Problem to work on =>
Search the material below for the string "NaturalPoint" and extract each line that has it.

-------- Information provided --------

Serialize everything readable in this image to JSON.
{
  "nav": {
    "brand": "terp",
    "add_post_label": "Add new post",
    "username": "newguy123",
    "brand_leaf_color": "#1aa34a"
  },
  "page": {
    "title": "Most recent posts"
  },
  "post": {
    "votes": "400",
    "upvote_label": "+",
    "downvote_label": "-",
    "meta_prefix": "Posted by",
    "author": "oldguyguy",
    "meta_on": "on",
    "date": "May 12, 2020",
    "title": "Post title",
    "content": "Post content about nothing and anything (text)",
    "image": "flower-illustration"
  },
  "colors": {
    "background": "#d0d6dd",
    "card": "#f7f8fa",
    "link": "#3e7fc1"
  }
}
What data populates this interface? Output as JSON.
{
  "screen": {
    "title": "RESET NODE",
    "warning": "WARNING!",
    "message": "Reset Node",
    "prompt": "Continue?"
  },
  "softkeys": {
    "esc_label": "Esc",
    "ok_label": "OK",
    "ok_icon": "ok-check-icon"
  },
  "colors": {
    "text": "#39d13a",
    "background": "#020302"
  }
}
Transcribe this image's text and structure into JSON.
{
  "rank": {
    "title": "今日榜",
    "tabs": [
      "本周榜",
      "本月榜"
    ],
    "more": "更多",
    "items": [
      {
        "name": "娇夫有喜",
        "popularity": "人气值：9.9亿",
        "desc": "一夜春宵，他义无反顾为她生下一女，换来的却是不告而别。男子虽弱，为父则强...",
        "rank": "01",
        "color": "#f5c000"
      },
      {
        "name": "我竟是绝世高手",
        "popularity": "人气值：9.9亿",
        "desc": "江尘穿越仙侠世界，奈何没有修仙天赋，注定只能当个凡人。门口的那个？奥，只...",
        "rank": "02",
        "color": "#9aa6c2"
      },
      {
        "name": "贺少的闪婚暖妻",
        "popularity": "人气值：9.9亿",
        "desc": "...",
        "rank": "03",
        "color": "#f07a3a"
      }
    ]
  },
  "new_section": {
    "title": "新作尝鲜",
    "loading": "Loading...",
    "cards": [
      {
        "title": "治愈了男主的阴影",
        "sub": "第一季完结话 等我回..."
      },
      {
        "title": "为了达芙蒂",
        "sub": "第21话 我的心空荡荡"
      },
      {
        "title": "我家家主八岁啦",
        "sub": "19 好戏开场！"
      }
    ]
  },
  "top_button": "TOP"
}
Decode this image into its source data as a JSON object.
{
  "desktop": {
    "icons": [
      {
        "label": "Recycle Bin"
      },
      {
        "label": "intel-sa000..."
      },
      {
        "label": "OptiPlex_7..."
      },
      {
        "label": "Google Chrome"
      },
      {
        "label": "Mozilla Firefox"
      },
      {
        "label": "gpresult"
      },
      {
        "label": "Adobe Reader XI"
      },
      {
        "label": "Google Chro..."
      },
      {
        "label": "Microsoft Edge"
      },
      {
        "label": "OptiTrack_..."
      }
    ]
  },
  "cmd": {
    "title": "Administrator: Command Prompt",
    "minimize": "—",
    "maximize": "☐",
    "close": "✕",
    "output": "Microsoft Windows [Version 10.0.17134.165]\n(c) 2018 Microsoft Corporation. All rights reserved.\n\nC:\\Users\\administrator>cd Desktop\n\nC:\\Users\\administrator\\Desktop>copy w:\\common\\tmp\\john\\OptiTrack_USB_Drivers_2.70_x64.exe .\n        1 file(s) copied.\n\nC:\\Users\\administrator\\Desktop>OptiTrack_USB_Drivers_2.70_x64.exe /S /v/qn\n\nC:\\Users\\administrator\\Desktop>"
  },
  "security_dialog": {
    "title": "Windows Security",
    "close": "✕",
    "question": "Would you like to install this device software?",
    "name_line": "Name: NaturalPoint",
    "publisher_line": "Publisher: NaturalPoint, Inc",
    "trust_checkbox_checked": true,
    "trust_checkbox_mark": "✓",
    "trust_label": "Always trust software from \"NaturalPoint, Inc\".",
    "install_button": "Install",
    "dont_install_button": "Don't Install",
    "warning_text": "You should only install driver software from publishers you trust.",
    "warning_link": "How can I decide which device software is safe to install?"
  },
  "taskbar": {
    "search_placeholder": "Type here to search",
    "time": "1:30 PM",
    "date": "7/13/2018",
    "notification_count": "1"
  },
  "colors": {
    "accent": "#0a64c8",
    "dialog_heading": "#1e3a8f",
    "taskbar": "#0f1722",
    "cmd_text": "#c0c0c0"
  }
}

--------

Your response =>
    "name_line": "Name: NaturalPoint",
    "publisher_line": "Publisher: NaturalPoint, Inc",
    "trust_label": "Always trust software from \"NaturalPoint, Inc\".",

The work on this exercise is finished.